Many operations to relieve pain under the metatarsal head or elevate the metatarsal have been described. Quite a common one performed is the Weil Osteotomy. It is usually performed in the 2nd, 3rd or 4th metatarsal but can also be done on the 5th as needed. It is often performed in conjunction with bunion surgery but similarly can be done as an isolated procedure.
It is a day-case procedure. The operation is done under a general anaesthesia and an added injection in the foot to numb it for after surgery. The operation will involve generally 1 incision around the area where your toe meets the foot, on the top of the foot. If more than one metatarsal is to be operated on then more than one incision may be used. The procedure involves carefully cutting the bone (osteotomy) to reposition the bone effectively shortening the bone slightly to relive the pain under the foot and/or toe clawing. The osteotomy is then held in place with a small metal screw that stays in long-term. Dissolvable skin stitches may be used.
Your foot will be bandaged, numb and pain free. You will see a physiotherapist who will advise on walking in a padded stiff shoe supplied. You will be discharged only when comfortable and given an appointment and pain-killers as required.
In the first 2 weeks keep the bandaging totally dry. You may shower with a waterproof cover over the foot. After 2 weeks you can only shower if the wound is healed but gently dab the wound dry.
Once out of bandaging, do not pull at scabs but let them fall away naturally. If your wound becomes red, swollen or sore you need to see your Consultant to ensure there is no infection present. Your physiotherapist may advise on wound massage when it has healed.
Your physiotherapist will guide you through the stages of rehabilitation including gait re-education, toe mobilisation exercises, swelling reduction and reducing muscle tightness. It is important to adhere to advice given.
It is important to perform gentle toe stretches as instructed by the physiotherapist.
DVLA states it is the responsibility of the driver to ensure they are always in control of the vehicle. A good guide is if you can stamp down hard with the foot to stop the car in an emergency stop. This will take at least 6 weeks. Click here to read DVLA guidance.
This is very individual and job-dependent. Below is a guide:
Excellent symptom relief once the toe has healed, which can take 6 weeks. Good level of activity and sports by 3 months. 6-12 to be fully recovered with full sports and activity. Mild swelling and stiffness in the toe can persist in the foot for up to a year.

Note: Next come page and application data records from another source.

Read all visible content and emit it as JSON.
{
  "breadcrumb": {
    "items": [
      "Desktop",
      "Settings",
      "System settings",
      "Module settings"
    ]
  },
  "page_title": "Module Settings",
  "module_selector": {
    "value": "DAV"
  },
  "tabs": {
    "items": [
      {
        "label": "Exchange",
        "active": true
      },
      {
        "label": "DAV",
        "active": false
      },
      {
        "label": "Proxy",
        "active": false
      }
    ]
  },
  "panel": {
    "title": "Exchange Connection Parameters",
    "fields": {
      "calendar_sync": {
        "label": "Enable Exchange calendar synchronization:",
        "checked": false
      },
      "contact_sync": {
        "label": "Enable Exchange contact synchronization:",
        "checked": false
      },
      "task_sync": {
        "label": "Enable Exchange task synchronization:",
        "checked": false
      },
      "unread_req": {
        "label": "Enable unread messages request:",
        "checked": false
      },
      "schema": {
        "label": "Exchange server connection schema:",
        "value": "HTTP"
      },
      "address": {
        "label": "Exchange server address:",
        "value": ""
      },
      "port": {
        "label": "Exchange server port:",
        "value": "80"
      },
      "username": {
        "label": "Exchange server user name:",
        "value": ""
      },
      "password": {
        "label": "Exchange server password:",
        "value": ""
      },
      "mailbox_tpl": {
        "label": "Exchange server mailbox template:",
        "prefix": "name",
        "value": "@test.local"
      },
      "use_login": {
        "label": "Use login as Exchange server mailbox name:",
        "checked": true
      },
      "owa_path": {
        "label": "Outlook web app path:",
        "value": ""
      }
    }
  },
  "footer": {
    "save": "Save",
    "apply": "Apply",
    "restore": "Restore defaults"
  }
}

Any operation carries a risk. Below is a guide to some risks potentially encountered. It is the surgeons duty to fully inform you of possible risks. Mr Roche will ensure this is always done so patients can make safe and informed choices about their operation.
If this happens, it is usually simply treated with antibiotics. Significant consequences from infection are very rare but can be dealt with. Risk is around 1%.

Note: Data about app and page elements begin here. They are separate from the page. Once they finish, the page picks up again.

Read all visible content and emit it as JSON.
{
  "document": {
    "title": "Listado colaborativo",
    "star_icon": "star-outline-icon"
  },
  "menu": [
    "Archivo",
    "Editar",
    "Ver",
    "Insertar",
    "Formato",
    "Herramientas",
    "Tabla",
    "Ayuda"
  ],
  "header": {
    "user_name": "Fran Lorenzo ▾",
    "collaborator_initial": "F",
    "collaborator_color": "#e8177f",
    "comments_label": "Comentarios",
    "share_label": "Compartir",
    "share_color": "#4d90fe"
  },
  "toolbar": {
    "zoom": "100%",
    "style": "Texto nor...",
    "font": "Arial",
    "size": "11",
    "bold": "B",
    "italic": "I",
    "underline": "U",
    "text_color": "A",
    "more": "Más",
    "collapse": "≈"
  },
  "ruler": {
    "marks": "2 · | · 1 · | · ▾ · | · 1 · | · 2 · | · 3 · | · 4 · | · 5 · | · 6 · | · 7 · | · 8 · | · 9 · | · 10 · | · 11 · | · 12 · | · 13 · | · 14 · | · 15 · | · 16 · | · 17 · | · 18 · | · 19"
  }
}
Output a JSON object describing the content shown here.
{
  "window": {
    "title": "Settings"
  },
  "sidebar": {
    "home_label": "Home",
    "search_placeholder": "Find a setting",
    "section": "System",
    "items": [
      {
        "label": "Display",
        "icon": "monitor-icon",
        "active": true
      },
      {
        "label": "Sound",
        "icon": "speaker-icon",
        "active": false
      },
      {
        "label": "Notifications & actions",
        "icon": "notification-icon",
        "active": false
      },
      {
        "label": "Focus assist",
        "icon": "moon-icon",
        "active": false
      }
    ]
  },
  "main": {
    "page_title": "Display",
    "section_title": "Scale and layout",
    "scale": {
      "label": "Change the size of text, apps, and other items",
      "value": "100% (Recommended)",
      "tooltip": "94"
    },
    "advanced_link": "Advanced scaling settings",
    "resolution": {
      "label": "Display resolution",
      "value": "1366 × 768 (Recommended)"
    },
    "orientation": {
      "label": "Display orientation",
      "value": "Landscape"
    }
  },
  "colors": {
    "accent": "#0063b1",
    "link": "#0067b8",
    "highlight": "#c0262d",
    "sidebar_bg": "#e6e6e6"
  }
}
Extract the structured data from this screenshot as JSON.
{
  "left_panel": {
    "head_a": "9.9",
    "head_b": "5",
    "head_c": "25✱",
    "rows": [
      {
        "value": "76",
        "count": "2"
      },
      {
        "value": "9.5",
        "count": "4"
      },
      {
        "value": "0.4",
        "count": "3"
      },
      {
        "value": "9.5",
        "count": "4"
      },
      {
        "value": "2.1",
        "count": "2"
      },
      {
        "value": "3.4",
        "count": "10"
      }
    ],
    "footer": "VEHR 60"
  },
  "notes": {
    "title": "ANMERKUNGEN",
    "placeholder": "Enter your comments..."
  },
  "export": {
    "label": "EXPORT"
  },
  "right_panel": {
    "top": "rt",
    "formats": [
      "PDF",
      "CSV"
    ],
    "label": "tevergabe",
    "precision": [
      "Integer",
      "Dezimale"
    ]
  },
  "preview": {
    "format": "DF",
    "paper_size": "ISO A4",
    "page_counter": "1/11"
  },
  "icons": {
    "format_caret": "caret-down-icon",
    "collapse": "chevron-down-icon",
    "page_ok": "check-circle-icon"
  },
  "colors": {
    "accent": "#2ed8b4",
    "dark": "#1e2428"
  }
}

Small nerves that supply sensation to the skin are near the incision site. Damage is rare but if your toe stays numb after surgery, the nerve may be bruised. If so it usually recovers. Risk is around 5%.

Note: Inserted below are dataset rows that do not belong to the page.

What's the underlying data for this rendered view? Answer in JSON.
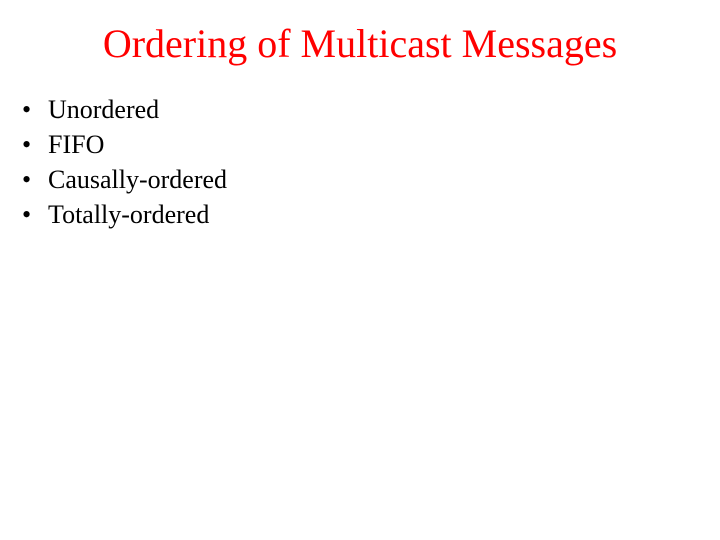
{
  "title": "Ordering of Multicast Messages",
  "bullets": [
    "Unordered",
    "FIFO",
    "Causally-ordered",
    "Totally-ordered"
  ]
}
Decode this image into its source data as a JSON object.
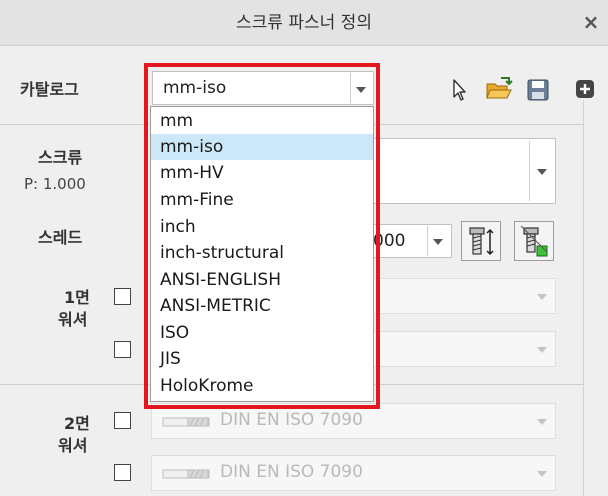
{
  "window": {
    "title": "스크류 파스너 정의",
    "close_glyph": "×"
  },
  "catalog": {
    "label": "카탈로그",
    "value": "mm-iso"
  },
  "toolbar": {
    "icons": [
      "cursor-icon",
      "open-folder-icon",
      "save-icon",
      "add-icon"
    ]
  },
  "screw": {
    "label": "스크류",
    "pitch": "P: 1.000"
  },
  "thread": {
    "label": "스레드",
    "value_partial": "000"
  },
  "washer1": {
    "label_line1": "1면",
    "label_line2": "워셔"
  },
  "washer2": {
    "label_line1": "2면",
    "label_line2": "워셔",
    "rows": [
      {
        "value": "DIN EN ISO 7090"
      },
      {
        "value": "DIN EN ISO 7090"
      }
    ]
  },
  "dropdown": {
    "selected": "mm-iso",
    "options": [
      "mm",
      "mm-iso",
      "mm-HV",
      "mm-Fine",
      "inch",
      "inch-structural",
      "ANSI-ENGLISH",
      "ANSI-METRIC",
      "ISO",
      "JIS",
      "HoloKrome"
    ]
  },
  "colors": {
    "highlight_border": "#e3171f",
    "selected_item": "#cce8f8"
  }
}
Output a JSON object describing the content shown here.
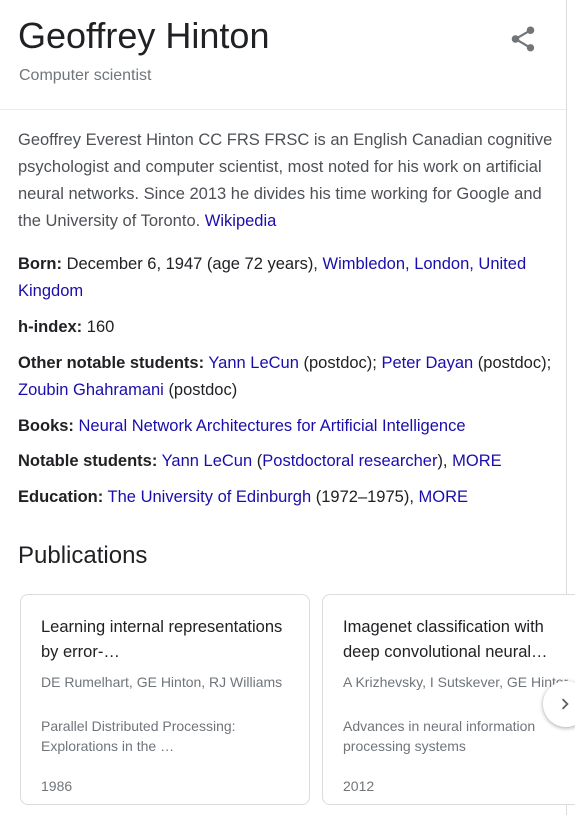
{
  "header": {
    "title": "Geoffrey Hinton",
    "subtitle": "Computer scientist",
    "share_icon": "share-icon"
  },
  "description": {
    "text": "Geoffrey Everest Hinton CC FRS FRSC is an English Canadian cognitive psychologist and computer scientist, most noted for his work on artificial neural networks. Since 2013 he divides his time working for Google and the University of Toronto.",
    "source_link": "Wikipedia"
  },
  "facts": {
    "born": {
      "label": "Born:",
      "value": "December 6, 1947 (age 72 years),",
      "place_link": "Wimbledon, London, United Kingdom"
    },
    "h_index": {
      "label": "h-index:",
      "value": "160"
    },
    "other_students": {
      "label": "Other notable students:",
      "student1": "Yann LeCun",
      "student1_role": "(postdoc);",
      "student2": "Peter Dayan",
      "student2_role": "(postdoc);",
      "student3": "Zoubin Ghahramani",
      "student3_role": "(postdoc)"
    },
    "books": {
      "label": "Books:",
      "book1": "Neural Network Architectures for Artificial Intelligence"
    },
    "notable_students": {
      "label": "Notable students:",
      "student1": "Yann LeCun",
      "open_paren": "(",
      "role_link": "Postdoctoral researcher",
      "close_paren": "),",
      "more": "MORE"
    },
    "education": {
      "label": "Education:",
      "school": "The University of Edinburgh",
      "years": "(1972–1975),",
      "more": "MORE"
    }
  },
  "publications": {
    "heading": "Publications",
    "cards": [
      {
        "title": "Learning internal representations by error-…",
        "authors": "DE Rumelhart, GE Hinton, RJ Williams",
        "venue": "Parallel Distributed Processing: Explorations in the …",
        "year": "1986"
      },
      {
        "title": "Imagenet classification with deep convolutional neural…",
        "authors": "A Krizhevsky, I Sutskever, GE Hinton",
        "venue": "Advances in neural information processing systems",
        "year": "2012"
      }
    ],
    "next_icon": "chevron-right-icon"
  }
}
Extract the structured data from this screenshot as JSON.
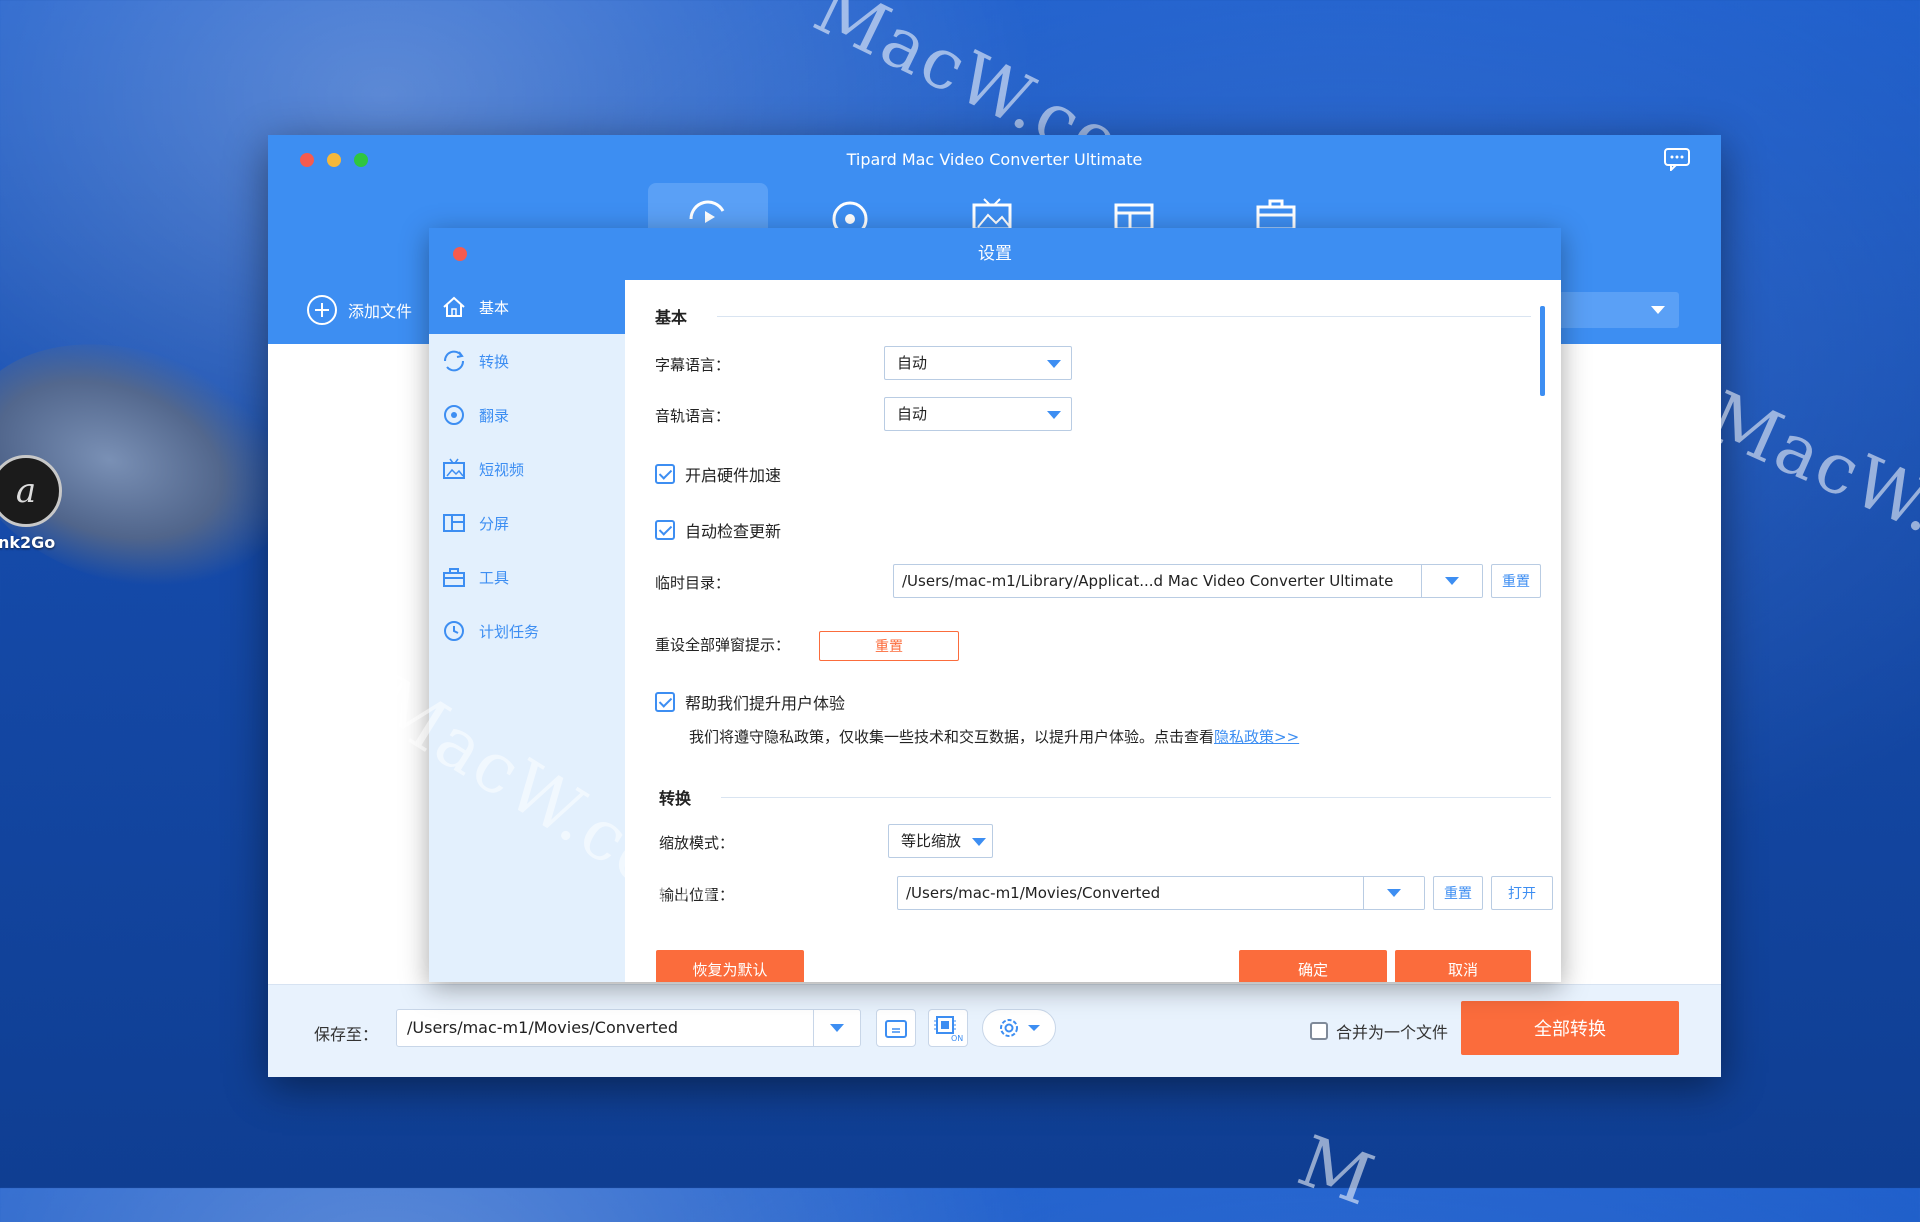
{
  "desktop": {
    "app_label": "nk2Go",
    "watermarks": [
      "MacW.com",
      "MacW.com",
      "MacW.c",
      "M"
    ]
  },
  "window": {
    "title": "Tipard Mac Video Converter Ultimate",
    "toolbar": {
      "add_file_label": "添加文件"
    },
    "bottom": {
      "save_to_label": "保存至：",
      "save_path": "/Users/mac-m1/Movies/Converted",
      "merge_label": "合并为一个文件",
      "convert_all_label": "全部转换"
    }
  },
  "dialog": {
    "title": "设置",
    "sidebar": [
      {
        "label": "基本",
        "icon": "home-icon",
        "active": true
      },
      {
        "label": "转换",
        "icon": "convert-icon",
        "active": false
      },
      {
        "label": "翻录",
        "icon": "disc-icon",
        "active": false
      },
      {
        "label": "短视频",
        "icon": "video-icon",
        "active": false
      },
      {
        "label": "分屏",
        "icon": "split-screen-icon",
        "active": false
      },
      {
        "label": "工具",
        "icon": "toolbox-icon",
        "active": false
      },
      {
        "label": "计划任务",
        "icon": "clock-icon",
        "active": false
      }
    ],
    "basic": {
      "section_title": "基本",
      "subtitle_lang_label": "字幕语言：",
      "subtitle_lang_value": "自动",
      "audio_lang_label": "音轨语言：",
      "audio_lang_value": "自动",
      "hw_accel_label": "开启硬件加速",
      "auto_update_label": "自动检查更新",
      "temp_dir_label": "临时目录：",
      "temp_dir_value": "/Users/mac-m1/Library/Applicat...d Mac Video Converter Ultimate",
      "reset_label": "重置",
      "reset_popups_label": "重设全部弹窗提示：",
      "reset_popups_button": "重置",
      "improve_label": "帮助我们提升用户体验",
      "privacy_text": "我们将遵守隐私政策，仅收集一些技术和交互数据，以提升用户体验。点击查看",
      "privacy_link": "隐私政策>>"
    },
    "convert": {
      "section_title": "转换",
      "zoom_mode_label": "缩放模式：",
      "zoom_mode_value": "等比缩放",
      "output_label": "输出位置：",
      "output_value": "/Users/mac-m1/Movies/Converted",
      "reset_label": "重置",
      "open_label": "打开"
    },
    "footer": {
      "restore_default": "恢复为默认",
      "ok": "确定",
      "cancel": "取消"
    }
  },
  "colors": {
    "accent_blue": "#3d8ef2",
    "accent_orange": "#fb6c3c",
    "sidebar_bg": "#e3f0fd"
  }
}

The toe can remain a little stiff but usually recovers over the course of rehabilitation. Physiotherapy can assist with this.
Symptomatic clot formation in the leg is unusual after foot surgery (<3%). Whether treatment to prevent clot is needed can be discussed with your surgeon. There is no consensus amongst UK Orthopaedic surgeons as to whether preventative medicine is needed.
This document is only meant to be a guideline to help you understand your treatment and what to expect. Every person is different and your rehabilitation may be quicker and slower. This will be advised and guided by your doctor and physiotherapist.